"When holiday shopping, it is easy to become distracted while looking for the perfect gift and the best bargain," said Crist. "Hectic shopping malls can be a breeding ground for ripoff artists and other criminals, and Floridians should take steps to protect themselves, their loved ones and their personal information."
Crist said the holiday season is the best time for the Identity Theft Summit, which brought together officials from law enforcement, the retail industry, banking and other sectors to discuss ways to reduce ID theft in Florida. The Attorney General's Fraud Hotline has received some 3,400 calls concerning identity theft since it was instituted in 2003. According to the Federal Trade Commission, a total of 38,325 Floridians filed fraud or identity theft complaints in 2004, and almost one-third of the 16,062 identity theft complaints concerned credit card fraud.
Crist offered the following suggestions for Floridians to avoid identity theft while shopping:
When Making Purchases at Retail Stores
- Don't take out credit cards before you get to the register. This will allow you to control the number of people who see the information on your cards and will reduce the chance of misplacing them. Protect your credit numbers from the people around you.
- Beware of others who have cell phones in their hands but are not making calls. Clever thieves are using cell phones to take photographs or videos of credit cards or personal information.
- Carry only the credit or debit cards your plan to use for holiday purchases. If your wallet or purse is stolen, fewer accounts will be affected.
When Making Purchases with the Internet and Cell Phones
- Make online purchases through secure websites from companies you trust.
- If someone claiming to be a representative of your bank or lending institution, or a business with which you have an established account, asks you to provide account information over the internet, do not do so. This is not a legitimate request for information but is instead a scam called "phishing." Legitimate banks and business entities already have that information and do not need to ask you for it.
- Keep your billing information private and avoid sharing it via cell phone, especially in a location where a stranger could overhear and write down the information.
Handling the Documentation of Credit and Purchases
- Take all receipts with you so that no one else picks them up. If you throw away your receipts, tear them up first.
- Look at credit card statements carefully to check for charges you did not make. Contact the credit card company right away if you find any problems.
In an Emergency
- If you are a victim of identity theft, report to the police and then ask the national credit bureaus to place a fraud alert on your credit report. Tell banks and creditors involved that you question the charges or accounts.
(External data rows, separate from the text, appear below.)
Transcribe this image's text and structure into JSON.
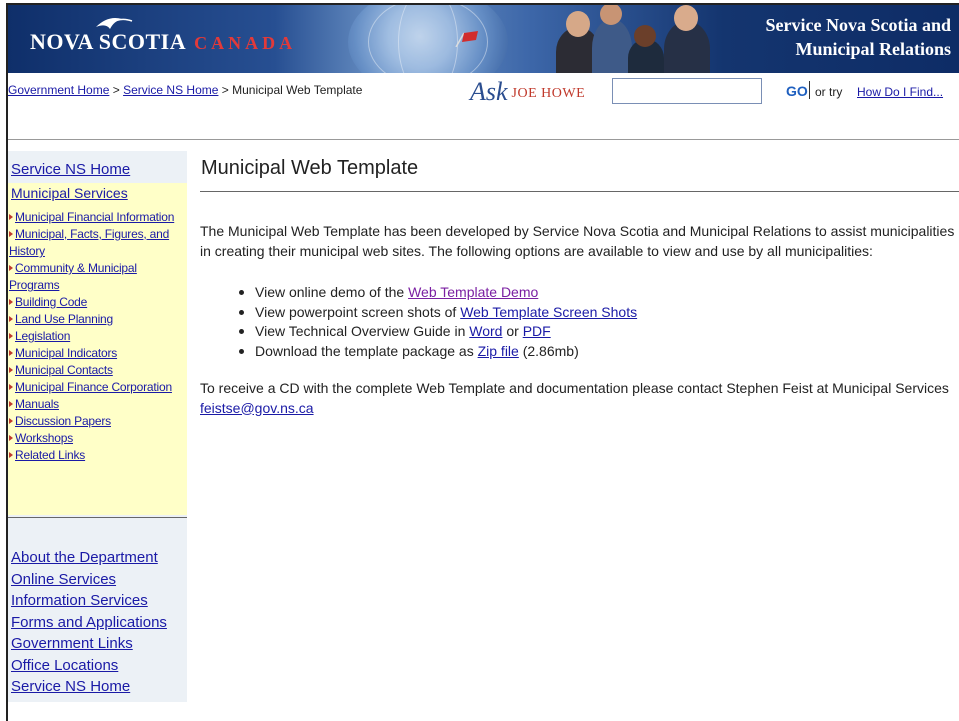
{
  "banner": {
    "logo_text": "NOVA SCOTIA",
    "logo_canada": "CANADA",
    "title_line1": "Service Nova Scotia and",
    "title_line2": "Municipal Relations"
  },
  "breadcrumb": {
    "gov_home": "Government Home",
    "sep": " > ",
    "sns_home": "Service NS Home",
    "current": "Municipal Web Template"
  },
  "search": {
    "ask_script": "Ask",
    "ask_name": "JOE HOWE",
    "input_value": "",
    "go_label": "GO",
    "or_try": "or try",
    "how_do_link": "How Do I Find..."
  },
  "sidebar": {
    "home_link": "Service NS Home",
    "services_title": "Municipal Services",
    "services_items": [
      "Municipal Financial Information",
      "Municipal, Facts, Figures, and History",
      "Community & Municipal Programs",
      "Building Code",
      "Land Use Planning",
      "Legislation",
      "Municipal Indicators",
      "Municipal Contacts",
      "Municipal Finance Corporation",
      "Manuals",
      "Discussion Papers",
      "Workshops",
      "Related Links"
    ],
    "bottom_links": [
      "About the Department",
      "Online Services",
      "Information Services",
      "Forms and Applications",
      "Government Links",
      "Office Locations",
      "Service NS Home"
    ]
  },
  "main": {
    "title": "Municipal Web Template",
    "intro": "The Municipal Web Template has been developed by Service Nova Scotia and Municipal Relations to assist municipalities in creating their municipal web sites. The following options are available to view and use by all municipalities:",
    "options": [
      {
        "prefix": "View online demo of the ",
        "link": "Web Template Demo"
      },
      {
        "prefix": "View powerpoint screen shots of ",
        "link": "Web Template Screen Shots"
      },
      {
        "prefix": "View Technical Overview Guide in ",
        "link": "Word",
        "mid": " or ",
        "link2": "PDF"
      },
      {
        "prefix": "Download the template package as ",
        "link": "Zip file",
        "suffix": " (2.86mb)"
      }
    ],
    "contact_text": "To receive a CD with the complete Web Template and documentation please contact Stephen Feist at Municipal Services ",
    "contact_email": "feistse@gov.ns.ca"
  }
}
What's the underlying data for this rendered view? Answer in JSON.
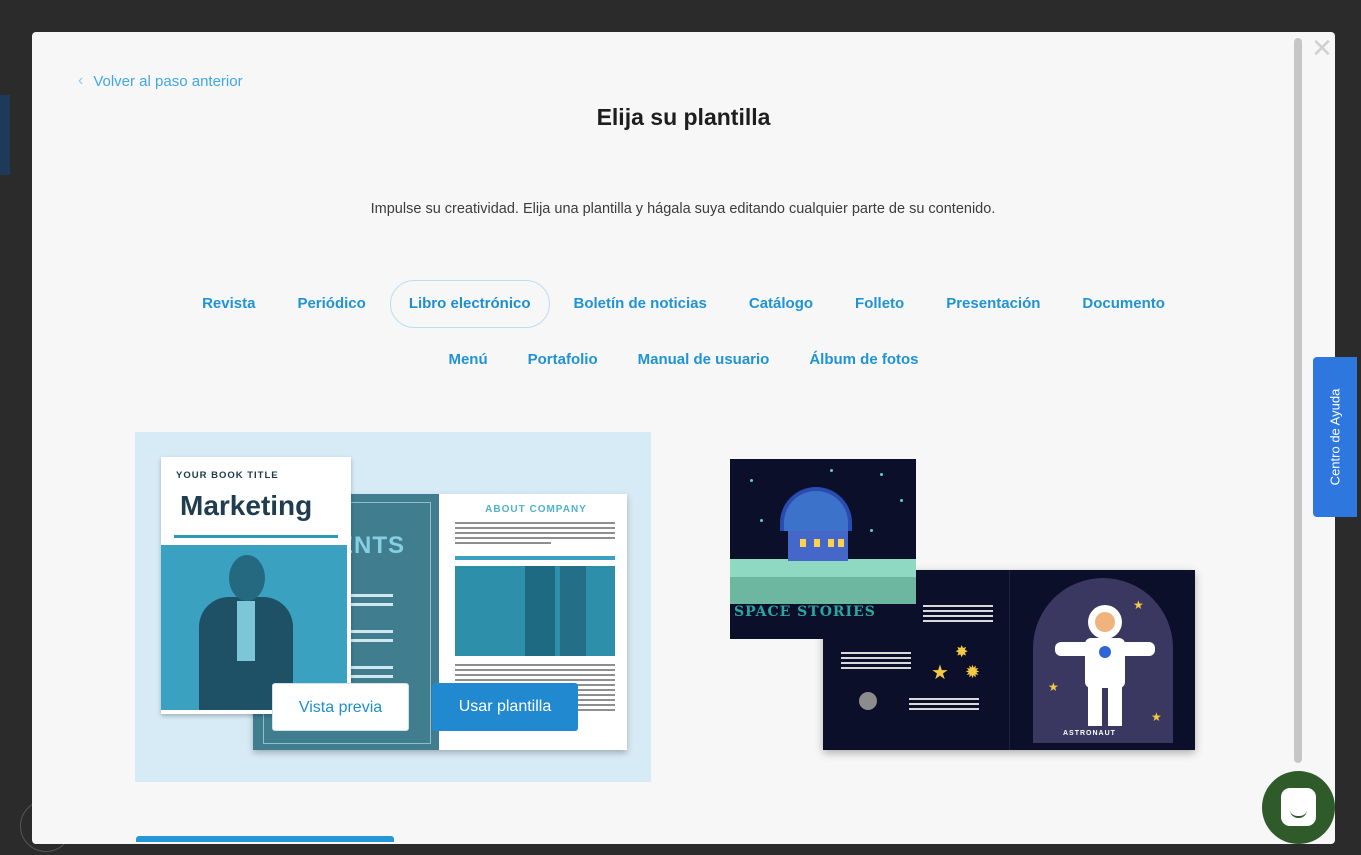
{
  "modal": {
    "back_link": "Volver al paso anterior",
    "title": "Elija su plantilla",
    "subtitle": "Impulse su creatividad. Elija una plantilla y hágala suya editando cualquier parte de su contenido."
  },
  "categories_row1": [
    "Revista",
    "Periódico",
    "Libro electrónico",
    "Boletín de noticias",
    "Catálogo",
    "Folleto",
    "Presentación",
    "Documento"
  ],
  "categories_row2": [
    "Menú",
    "Portafolio",
    "Manual de usuario",
    "Álbum de fotos"
  ],
  "active_category": "Libro electrónico",
  "template1": {
    "book_title": "YOUR BOOK TITLE",
    "heading": "Marketing",
    "left_page_text": "ENTS",
    "right_page_title": "ABOUT COMPANY",
    "preview_button": "Vista previa",
    "use_button": "Usar plantilla"
  },
  "template2": {
    "title": "SPACE STORIES",
    "astronaut_label": "ASTRONAUT"
  },
  "help_tab": "Centro de Ayuda",
  "colors": {
    "accent": "#1f93d6",
    "help_tab": "#2d77de",
    "chat": "#2f5b2a"
  }
}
Keep records of telephone calls and follow up in writing with credit bureaus, banks and creditors.
- Victims may call the Attorney General's Fraud Hotline at 1-866-9-NO-SCAM (1-866-966-7226). They may also visit the Attorney General's website at http://myfloridalegal.com.